ASSIGNED TASK:
From the entries below, report how many lines contain the string "username". Only the number is wanted.

── GIVEN DATA ──

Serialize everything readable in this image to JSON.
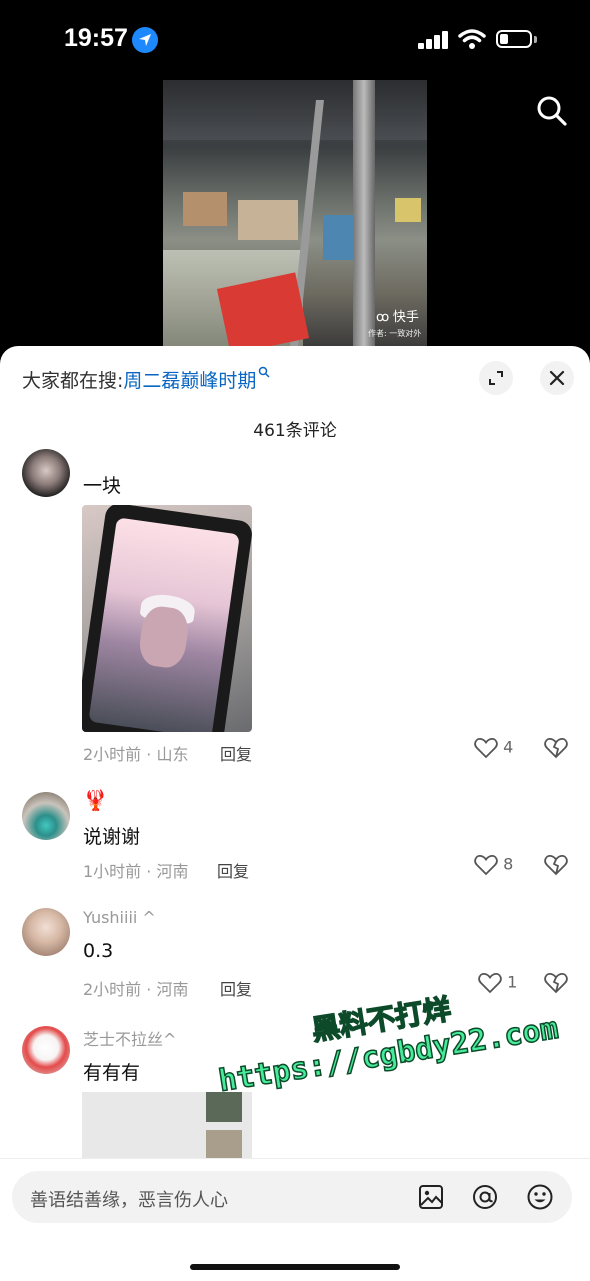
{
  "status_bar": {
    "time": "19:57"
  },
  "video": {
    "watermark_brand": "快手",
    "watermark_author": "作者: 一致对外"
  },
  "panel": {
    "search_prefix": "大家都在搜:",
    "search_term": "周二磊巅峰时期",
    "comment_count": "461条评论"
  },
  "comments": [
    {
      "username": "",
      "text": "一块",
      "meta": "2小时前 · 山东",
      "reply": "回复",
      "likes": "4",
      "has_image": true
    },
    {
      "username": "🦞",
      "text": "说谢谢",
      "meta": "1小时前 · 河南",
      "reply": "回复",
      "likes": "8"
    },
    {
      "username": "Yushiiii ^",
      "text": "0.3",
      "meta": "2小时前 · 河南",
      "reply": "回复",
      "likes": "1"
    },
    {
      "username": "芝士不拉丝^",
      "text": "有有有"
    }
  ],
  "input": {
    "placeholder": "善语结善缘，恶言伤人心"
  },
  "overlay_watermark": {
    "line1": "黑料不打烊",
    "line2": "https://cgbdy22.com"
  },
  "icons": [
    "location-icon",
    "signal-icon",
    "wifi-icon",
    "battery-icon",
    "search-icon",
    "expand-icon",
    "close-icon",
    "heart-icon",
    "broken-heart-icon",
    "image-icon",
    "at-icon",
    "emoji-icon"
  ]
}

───

EXERCISE RESPONSE:
4